_RECORDS FOR PROCESSING_
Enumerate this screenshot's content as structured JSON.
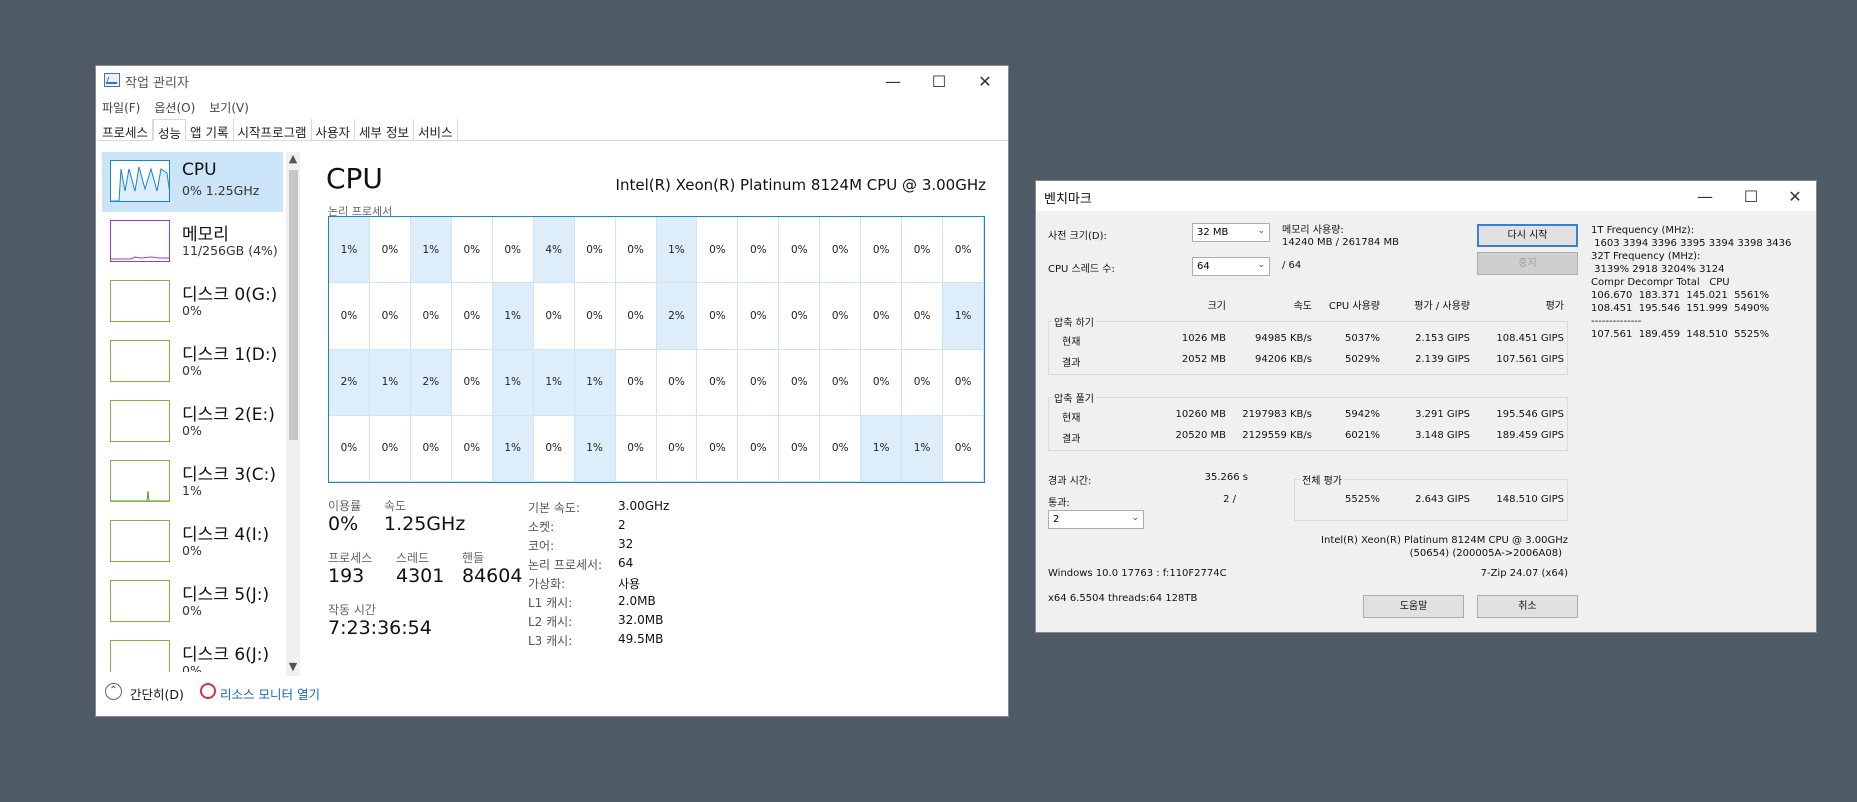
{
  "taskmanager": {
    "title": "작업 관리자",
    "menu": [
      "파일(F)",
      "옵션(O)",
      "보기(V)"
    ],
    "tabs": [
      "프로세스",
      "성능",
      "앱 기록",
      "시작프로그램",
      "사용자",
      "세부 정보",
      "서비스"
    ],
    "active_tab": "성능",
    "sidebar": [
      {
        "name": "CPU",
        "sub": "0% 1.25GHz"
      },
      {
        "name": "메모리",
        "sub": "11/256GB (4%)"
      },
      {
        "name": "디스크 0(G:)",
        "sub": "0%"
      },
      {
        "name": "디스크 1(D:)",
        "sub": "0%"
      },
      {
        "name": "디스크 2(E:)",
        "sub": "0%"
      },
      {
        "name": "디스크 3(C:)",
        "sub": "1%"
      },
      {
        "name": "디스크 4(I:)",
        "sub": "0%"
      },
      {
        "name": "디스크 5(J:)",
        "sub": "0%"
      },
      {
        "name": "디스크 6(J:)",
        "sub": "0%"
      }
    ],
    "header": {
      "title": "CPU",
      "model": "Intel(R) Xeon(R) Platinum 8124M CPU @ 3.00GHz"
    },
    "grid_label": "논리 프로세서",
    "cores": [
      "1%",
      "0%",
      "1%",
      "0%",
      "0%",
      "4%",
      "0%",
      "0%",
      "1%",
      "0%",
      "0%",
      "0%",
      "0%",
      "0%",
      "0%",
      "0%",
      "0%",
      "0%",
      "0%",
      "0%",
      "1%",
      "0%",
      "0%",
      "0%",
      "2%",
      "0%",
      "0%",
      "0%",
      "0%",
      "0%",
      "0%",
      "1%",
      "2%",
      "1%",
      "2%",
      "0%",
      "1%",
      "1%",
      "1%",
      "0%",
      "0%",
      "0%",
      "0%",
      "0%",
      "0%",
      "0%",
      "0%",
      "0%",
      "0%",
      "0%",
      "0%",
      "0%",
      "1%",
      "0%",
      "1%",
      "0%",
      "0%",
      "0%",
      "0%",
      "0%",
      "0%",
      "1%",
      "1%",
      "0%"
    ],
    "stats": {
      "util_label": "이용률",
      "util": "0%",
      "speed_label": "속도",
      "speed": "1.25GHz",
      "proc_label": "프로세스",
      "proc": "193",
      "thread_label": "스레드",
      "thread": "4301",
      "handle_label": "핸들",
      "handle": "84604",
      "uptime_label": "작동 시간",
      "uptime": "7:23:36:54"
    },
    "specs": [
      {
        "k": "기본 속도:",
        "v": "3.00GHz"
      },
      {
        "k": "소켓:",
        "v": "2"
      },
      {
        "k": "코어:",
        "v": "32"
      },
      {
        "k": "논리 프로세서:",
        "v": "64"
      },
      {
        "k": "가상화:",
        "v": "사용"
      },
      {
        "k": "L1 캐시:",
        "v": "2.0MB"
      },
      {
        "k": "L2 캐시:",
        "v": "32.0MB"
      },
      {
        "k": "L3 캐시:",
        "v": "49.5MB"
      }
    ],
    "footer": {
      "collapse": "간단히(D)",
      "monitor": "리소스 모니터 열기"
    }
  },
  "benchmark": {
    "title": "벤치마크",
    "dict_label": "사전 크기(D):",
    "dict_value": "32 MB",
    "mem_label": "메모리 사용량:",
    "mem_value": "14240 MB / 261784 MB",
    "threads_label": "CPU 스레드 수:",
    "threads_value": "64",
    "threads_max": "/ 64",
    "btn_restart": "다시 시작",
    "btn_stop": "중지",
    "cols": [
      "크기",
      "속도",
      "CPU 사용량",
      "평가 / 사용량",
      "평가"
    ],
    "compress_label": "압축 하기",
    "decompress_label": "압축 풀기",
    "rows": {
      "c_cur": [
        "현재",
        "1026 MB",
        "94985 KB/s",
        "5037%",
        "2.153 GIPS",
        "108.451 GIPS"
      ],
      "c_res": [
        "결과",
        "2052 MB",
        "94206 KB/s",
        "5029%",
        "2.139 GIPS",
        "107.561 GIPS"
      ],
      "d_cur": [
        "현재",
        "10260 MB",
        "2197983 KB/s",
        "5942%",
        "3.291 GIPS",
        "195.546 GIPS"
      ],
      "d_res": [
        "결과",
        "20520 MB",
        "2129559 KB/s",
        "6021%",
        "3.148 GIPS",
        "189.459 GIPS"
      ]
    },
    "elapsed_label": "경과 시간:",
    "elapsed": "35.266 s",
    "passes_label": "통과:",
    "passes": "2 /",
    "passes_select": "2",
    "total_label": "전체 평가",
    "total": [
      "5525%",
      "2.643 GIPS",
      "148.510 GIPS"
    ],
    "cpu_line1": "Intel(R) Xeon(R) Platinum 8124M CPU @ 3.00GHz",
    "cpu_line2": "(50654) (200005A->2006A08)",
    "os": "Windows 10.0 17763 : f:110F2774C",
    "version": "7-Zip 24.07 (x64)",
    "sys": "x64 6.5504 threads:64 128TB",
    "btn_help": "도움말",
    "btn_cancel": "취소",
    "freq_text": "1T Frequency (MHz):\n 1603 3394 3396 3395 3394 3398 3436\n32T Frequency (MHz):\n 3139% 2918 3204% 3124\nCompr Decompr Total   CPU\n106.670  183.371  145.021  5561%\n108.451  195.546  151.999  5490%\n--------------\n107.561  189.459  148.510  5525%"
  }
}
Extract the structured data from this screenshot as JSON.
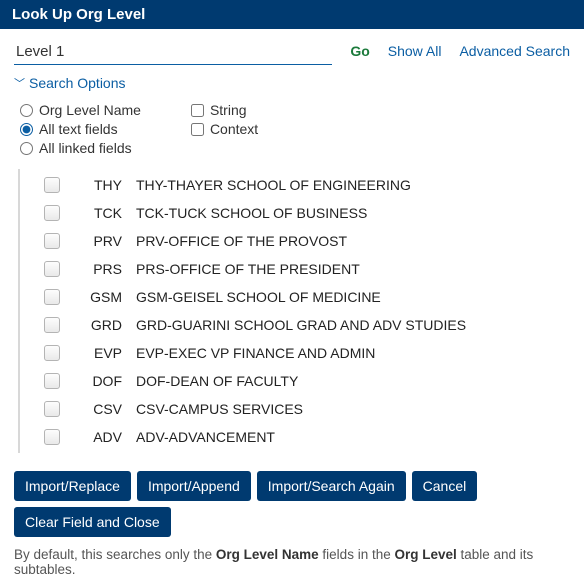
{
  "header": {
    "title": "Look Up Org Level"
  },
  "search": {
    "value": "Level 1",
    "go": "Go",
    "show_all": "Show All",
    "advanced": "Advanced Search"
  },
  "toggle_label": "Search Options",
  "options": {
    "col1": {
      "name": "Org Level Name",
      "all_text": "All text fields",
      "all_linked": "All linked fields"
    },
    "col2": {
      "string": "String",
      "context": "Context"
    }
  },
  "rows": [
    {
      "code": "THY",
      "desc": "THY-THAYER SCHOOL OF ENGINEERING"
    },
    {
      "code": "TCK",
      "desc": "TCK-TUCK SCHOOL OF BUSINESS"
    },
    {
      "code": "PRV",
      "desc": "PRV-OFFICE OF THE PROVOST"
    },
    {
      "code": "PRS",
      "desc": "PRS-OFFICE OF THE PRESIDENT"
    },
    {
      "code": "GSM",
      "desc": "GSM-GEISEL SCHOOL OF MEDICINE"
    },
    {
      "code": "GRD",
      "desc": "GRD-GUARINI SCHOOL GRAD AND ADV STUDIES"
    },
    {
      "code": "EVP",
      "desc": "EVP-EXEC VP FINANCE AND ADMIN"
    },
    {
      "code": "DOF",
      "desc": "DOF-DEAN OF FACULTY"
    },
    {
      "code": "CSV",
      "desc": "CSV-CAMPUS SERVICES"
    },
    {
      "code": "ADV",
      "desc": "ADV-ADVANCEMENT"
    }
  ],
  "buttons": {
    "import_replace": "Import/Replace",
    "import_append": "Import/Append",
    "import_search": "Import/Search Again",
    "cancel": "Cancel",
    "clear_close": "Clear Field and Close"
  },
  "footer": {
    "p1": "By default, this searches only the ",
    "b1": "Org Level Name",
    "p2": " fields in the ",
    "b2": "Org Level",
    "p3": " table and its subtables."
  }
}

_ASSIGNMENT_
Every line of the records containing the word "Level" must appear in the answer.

_COMPLETED EXERCISE_
    "title": "Look Up Org Level"
    "value": "Level 1",
      "name": "Org Level Name",
    "b1": "Org Level Name",
    "b2": "Org Level",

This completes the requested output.